━━━ Raw data ━━━
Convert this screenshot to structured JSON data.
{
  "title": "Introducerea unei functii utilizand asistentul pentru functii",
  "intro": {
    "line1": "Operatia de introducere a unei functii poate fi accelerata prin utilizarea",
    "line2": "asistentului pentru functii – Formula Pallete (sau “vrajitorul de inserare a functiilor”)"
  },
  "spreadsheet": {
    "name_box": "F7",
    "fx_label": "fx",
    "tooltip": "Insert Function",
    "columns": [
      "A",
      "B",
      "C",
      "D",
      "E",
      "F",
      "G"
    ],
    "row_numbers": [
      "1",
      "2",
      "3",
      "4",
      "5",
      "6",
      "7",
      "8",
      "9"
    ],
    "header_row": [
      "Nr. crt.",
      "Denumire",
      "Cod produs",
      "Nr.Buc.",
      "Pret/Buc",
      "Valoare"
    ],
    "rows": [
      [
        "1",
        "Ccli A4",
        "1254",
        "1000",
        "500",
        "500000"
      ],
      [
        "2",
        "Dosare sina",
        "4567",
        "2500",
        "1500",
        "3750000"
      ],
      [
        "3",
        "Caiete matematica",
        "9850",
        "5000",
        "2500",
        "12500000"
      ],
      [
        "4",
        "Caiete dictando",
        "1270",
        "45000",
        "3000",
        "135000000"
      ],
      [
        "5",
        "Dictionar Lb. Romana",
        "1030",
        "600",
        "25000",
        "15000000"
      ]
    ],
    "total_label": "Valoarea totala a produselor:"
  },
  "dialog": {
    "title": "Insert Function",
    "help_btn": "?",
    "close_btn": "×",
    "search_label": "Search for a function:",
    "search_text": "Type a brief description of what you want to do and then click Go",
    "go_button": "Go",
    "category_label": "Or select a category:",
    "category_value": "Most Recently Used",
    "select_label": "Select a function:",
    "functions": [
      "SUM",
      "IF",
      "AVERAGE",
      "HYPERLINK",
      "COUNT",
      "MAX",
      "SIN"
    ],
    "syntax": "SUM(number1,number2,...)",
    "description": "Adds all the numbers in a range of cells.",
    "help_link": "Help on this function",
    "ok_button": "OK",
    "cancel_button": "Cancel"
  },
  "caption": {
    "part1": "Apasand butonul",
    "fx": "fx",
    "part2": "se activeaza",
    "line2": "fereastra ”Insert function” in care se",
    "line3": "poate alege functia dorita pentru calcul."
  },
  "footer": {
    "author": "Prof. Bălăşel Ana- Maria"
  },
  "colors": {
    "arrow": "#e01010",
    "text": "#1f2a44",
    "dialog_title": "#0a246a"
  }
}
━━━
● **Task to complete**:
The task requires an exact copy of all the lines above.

● **Task response**:
Convert this screenshot to structured JSON data.
{
  "title": "Introducerea unei functii utilizand asistentul pentru functii",
  "intro": {
    "line1": "Operatia de introducere a unei functii poate fi accelerata prin utilizarea",
    "line2": "asistentului pentru functii – Formula Pallete (sau “vrajitorul de inserare a functiilor”)"
  },
  "spreadsheet": {
    "name_box": "F7",
    "fx_label": "fx",
    "tooltip": "Insert Function",
    "columns": [
      "A",
      "B",
      "C",
      "D",
      "E",
      "F",
      "G"
    ],
    "row_numbers": [
      "1",
      "2",
      "3",
      "4",
      "5",
      "6",
      "7",
      "8",
      "9"
    ],
    "header_row": [
      "Nr. crt.",
      "Denumire",
      "Cod produs",
      "Nr.Buc.",
      "Pret/Buc",
      "Valoare"
    ],
    "rows": [
      [
        "1",
        "Ccli A4",
        "1254",
        "1000",
        "500",
        "500000"
      ],
      [
        "2",
        "Dosare sina",
        "4567",
        "2500",
        "1500",
        "3750000"
      ],
      [
        "3",
        "Caiete matematica",
        "9850",
        "5000",
        "2500",
        "12500000"
      ],
      [
        "4",
        "Caiete dictando",
        "1270",
        "45000",
        "3000",
        "135000000"
      ],
      [
        "5",
        "Dictionar Lb. Romana",
        "1030",
        "600",
        "25000",
        "15000000"
      ]
    ],
    "total_label": "Valoarea totala a produselor:"
  },
  "dialog": {
    "title": "Insert Function",
    "help_btn": "?",
    "close_btn": "×",
    "search_label": "Search for a function:",
    "search_text": "Type a brief description of what you want to do and then click Go",
    "go_button": "Go",
    "category_label": "Or select a category:",
    "category_value": "Most Recently Used",
    "select_label": "Select a function:",
    "functions": [
      "SUM",
      "IF",
      "AVERAGE",
      "HYPERLINK",
      "COUNT",
      "MAX",
      "SIN"
    ],
    "syntax": "SUM(number1,number2,...)",
    "description": "Adds all the numbers in a range of cells.",
    "help_link": "Help on this function",
    "ok_button": "OK",
    "cancel_button": "Cancel"
  },
  "caption": {
    "part1": "Apasand butonul",
    "fx": "fx",
    "part2": "se activeaza",
    "line2": "fereastra ”Insert function” in care se",
    "line3": "poate alege functia dorita pentru calcul."
  },
  "footer": {
    "author": "Prof. Bălăşel Ana- Maria"
  },
  "colors": {
    "arrow": "#e01010",
    "text": "#1f2a44",
    "dialog_title": "#0a246a"
  }
}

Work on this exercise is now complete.